Basically, the culprit is insulin. A diet of high-glycemic-load foods causes rapid rises in blood sugar. The body responds to this by pumping insulin into the bloodstream. A lot of it. If it pumps more insulin in the bloodstream than there is sugar then you have excess insulin circulating around. The circulation of this excess insulin creates a hormonal cascade that results in oily skin and acne.
Low-glycemic-load foods do not cause a rapid rise in blood sugar, which in turn does not cause the body to have excess insulin circulating around. Since there is no excess insulin there is no hormonal cascade that causes increased oil and skin cell production. Since there is less oil and dead skin cells to clog the pores they don’t clog as easily, which in turn leads to less acne.
However, it’s a little more complicated than just eating a diet of low-glycemic-load foods. Chocolate is a low GI food, but it has been shown to exacerbate acne. We may know how insulin leads to acne, but we also know that it’s not the complete picture.
Stress and Acne
The stress hormone, cortisol, also plays a role. Cortisol has a three-fold effect. First of all it creates a hormonal imbalance. Exactly how that imbalance works we don’t know. We know it leads to excess oil production. Second, cortisol inhibits the immune system. A weakened immune system gives bacteria a chance to proliferate in clogged pores. A bacterial infection in clogged pores leads to redness and inflammation. Third, excess stress leads to excess sweat, which can mix with dead skin cells and oils to clog pores.
What Does All This Mean?
All of this means that you can control your acne by eating a low-glycemic-load diet, giving up chocolate, and reducing your stress levels. You no longer need to purchase expensive medications or skincare products. I know, bummer for us since we sell those skincare products (like our Mud Mask for All Skin Types or our Toner for Sensitive Skin). The good news for us is that we’re kinda hoping that you don’t want to give up all your favorite foods just to have great looking skin. Is that wrong?
If you are the kind of person who is capable of making a major life change to get rid of your oily skin then here’s some great low-glyclemic-load recipes for you to start with. Not only will you have better looking skin, you’ll most likely lose weight and just be plain healthier.
Quinoa and Black Beans
This recipe is a tasty alternative to rice and beans by replacing white rice with quinoa. Get this recipe at the link below:
Easy Bake Tilapia
Don’t have a lot of time to put together a healthy low-glycemic-load meal. Then this dish is for you. Get it below:
White Bean Chicken Chili
Do you like it spicy? Then this chicken chili is for you. Get this hot little dish below:
If there is anything that you would like me to talk about feel free to reach out to me either here via email: firstname.lastname@example.org, on twitter @kaiyanaturals, or on Facebook @kaiyanaturals. Also please, please, please share or comment on this article. Seriously, I’d love to hear your feedback in the comment section below.

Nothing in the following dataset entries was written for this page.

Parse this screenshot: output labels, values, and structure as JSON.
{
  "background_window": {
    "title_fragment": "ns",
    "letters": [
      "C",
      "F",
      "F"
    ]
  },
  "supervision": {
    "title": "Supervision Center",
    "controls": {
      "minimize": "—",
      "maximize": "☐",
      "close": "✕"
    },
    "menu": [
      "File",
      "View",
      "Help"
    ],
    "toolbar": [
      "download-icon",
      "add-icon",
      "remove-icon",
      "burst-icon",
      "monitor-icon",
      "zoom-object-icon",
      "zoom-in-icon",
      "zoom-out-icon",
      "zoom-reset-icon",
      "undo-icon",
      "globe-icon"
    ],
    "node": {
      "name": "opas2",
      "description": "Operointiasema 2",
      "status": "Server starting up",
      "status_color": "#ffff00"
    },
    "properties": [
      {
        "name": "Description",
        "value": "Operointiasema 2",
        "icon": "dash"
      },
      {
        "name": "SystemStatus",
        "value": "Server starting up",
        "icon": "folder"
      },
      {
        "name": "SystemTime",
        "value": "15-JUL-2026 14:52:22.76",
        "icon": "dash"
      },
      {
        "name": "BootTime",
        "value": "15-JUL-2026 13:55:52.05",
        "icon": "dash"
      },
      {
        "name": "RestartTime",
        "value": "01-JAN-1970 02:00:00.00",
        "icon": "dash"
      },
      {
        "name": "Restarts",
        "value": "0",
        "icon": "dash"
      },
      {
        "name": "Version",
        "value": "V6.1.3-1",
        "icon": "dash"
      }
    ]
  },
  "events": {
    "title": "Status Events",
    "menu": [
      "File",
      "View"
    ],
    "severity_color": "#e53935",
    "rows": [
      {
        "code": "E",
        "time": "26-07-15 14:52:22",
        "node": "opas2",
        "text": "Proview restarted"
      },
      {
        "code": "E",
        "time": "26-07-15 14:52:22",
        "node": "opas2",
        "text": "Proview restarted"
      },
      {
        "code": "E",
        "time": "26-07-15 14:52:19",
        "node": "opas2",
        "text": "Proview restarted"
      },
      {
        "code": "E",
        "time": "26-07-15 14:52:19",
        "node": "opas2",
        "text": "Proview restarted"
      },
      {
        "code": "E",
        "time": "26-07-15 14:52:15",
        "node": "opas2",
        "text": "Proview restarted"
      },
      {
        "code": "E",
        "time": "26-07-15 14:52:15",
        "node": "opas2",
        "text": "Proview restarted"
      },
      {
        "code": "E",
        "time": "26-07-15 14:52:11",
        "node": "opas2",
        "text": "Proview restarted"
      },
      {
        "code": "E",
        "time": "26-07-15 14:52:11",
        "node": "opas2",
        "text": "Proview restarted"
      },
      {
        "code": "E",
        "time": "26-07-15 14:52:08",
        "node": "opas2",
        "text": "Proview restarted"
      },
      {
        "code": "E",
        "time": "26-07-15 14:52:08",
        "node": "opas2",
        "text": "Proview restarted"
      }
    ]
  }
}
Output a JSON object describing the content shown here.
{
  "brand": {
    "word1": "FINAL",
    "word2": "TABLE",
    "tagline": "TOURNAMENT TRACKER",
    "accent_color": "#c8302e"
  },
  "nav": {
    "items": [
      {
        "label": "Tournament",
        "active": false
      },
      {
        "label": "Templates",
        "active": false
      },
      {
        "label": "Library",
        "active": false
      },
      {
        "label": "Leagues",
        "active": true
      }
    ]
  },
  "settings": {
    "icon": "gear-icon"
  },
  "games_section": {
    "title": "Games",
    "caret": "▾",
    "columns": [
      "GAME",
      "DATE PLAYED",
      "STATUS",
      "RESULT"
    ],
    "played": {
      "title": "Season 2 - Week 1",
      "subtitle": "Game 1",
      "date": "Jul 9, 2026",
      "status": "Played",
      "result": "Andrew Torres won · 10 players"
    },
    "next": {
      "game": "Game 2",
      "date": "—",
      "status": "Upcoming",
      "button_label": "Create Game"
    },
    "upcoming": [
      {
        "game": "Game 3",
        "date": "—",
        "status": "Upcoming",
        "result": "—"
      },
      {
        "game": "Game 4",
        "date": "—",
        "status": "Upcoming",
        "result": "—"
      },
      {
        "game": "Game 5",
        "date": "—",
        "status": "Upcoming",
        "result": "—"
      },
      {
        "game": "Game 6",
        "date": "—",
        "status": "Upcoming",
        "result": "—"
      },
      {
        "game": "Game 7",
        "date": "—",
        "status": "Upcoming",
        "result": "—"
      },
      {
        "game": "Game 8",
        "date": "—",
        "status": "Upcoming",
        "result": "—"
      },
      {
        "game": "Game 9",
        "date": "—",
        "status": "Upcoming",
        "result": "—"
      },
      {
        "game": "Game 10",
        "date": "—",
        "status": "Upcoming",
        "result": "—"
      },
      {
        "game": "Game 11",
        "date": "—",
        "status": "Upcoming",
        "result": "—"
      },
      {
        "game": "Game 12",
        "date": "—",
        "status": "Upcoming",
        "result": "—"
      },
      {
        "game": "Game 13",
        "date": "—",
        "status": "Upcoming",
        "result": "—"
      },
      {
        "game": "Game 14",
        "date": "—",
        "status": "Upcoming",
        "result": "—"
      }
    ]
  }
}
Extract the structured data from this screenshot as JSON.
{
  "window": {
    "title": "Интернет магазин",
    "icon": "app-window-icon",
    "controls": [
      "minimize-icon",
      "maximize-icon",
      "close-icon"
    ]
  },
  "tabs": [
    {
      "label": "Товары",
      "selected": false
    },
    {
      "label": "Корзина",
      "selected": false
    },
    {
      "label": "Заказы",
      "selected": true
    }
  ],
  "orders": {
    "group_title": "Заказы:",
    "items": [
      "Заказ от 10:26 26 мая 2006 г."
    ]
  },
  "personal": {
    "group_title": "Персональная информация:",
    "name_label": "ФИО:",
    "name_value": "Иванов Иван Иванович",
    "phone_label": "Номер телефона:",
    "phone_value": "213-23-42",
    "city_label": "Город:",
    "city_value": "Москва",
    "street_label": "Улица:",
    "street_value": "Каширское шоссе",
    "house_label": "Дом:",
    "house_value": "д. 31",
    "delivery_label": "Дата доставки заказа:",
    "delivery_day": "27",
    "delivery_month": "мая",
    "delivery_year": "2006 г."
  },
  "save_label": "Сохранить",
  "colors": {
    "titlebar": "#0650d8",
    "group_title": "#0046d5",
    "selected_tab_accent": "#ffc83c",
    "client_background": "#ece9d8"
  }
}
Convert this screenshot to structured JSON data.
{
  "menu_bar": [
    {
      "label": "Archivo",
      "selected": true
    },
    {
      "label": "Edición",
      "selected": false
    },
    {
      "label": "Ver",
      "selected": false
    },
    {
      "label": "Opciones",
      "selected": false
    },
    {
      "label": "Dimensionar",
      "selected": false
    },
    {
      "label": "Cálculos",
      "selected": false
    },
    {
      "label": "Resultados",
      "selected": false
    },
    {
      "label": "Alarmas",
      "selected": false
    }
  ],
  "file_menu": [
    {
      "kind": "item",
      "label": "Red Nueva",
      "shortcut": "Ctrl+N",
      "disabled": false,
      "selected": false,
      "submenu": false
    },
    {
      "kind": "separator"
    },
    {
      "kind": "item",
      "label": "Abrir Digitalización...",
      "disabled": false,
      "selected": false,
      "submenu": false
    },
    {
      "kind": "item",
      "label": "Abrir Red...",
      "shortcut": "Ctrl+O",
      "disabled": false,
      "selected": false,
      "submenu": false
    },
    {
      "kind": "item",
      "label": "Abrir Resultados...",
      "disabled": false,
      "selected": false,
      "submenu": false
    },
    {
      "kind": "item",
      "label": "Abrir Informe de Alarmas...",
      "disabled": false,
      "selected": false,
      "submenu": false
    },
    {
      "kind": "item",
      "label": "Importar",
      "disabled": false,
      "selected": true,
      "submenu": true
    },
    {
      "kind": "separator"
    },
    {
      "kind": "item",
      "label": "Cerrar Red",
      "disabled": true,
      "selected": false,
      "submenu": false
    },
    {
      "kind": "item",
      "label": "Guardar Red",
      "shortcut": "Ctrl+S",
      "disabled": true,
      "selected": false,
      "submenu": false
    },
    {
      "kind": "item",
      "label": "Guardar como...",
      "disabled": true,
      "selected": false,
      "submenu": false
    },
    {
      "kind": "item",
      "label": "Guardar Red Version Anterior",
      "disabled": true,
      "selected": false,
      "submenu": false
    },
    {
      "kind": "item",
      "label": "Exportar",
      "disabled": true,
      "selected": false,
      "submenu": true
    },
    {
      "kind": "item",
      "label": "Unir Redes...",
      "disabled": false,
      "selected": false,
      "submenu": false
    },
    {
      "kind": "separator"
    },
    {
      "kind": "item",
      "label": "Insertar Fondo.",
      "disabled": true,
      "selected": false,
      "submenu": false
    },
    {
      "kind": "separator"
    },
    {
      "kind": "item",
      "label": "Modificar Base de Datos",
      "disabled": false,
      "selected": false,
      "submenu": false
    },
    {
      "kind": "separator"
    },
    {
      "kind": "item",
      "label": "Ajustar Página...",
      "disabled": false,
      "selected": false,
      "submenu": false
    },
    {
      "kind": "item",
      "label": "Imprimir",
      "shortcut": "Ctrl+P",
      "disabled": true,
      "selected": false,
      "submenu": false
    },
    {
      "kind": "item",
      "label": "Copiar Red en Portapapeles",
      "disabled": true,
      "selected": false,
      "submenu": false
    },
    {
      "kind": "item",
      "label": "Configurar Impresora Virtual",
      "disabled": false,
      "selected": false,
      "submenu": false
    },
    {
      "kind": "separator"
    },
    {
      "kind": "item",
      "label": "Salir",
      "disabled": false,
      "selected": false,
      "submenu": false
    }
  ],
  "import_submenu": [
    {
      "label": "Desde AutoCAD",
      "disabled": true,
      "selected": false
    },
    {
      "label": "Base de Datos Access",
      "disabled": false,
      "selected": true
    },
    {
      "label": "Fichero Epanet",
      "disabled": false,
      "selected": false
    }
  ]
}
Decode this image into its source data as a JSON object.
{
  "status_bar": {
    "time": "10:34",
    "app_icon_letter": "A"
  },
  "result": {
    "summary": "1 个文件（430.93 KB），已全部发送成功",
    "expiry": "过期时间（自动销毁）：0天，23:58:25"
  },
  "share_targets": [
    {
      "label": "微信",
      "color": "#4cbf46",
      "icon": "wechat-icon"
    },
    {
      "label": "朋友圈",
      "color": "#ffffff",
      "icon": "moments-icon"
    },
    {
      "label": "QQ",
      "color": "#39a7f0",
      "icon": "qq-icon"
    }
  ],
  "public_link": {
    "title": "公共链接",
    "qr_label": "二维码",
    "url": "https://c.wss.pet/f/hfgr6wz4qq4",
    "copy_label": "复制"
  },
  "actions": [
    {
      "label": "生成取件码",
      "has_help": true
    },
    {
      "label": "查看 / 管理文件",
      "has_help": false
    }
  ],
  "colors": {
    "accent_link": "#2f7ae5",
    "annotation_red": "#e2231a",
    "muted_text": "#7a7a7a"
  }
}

These statements have not been evaluated by the Food and Drug Administration. This is not intended to diagnose, treat, cure or prevent any disease. For educational purposes only.
 Schaefer O When the Eskimo comes to town. Nutr Today. 1971;68- 16
 Steiner PE Necropsies on Okinawans: anatomic and pathologic observations. Arch Pathol.1946;42359- 380
 Bechelli LMHaddad NPimenta WP et al. Epidemiological survey of skin diseases in schoolchildren living in the Purus Valley (Acre State, Amazonia, Brazil). Dermatologica.1981;16378- 93
 Park RG The age distribution of common skin disorders in the Bantu of Pretoria, Transvaal. Br J Dermatol. 1968;80758761
 Findlay GH The age incidence of common skin diseases in the white population of the Transvaal. Br J Dermatol. 1967;79538- 542
 Cunliffe WJCotterill JA The acnes: clinical features, pathogenesis and treatment. Rook Aed.Major Problems in Dermatology Philadelphia, Pa WB Saunders Co1975;13- 14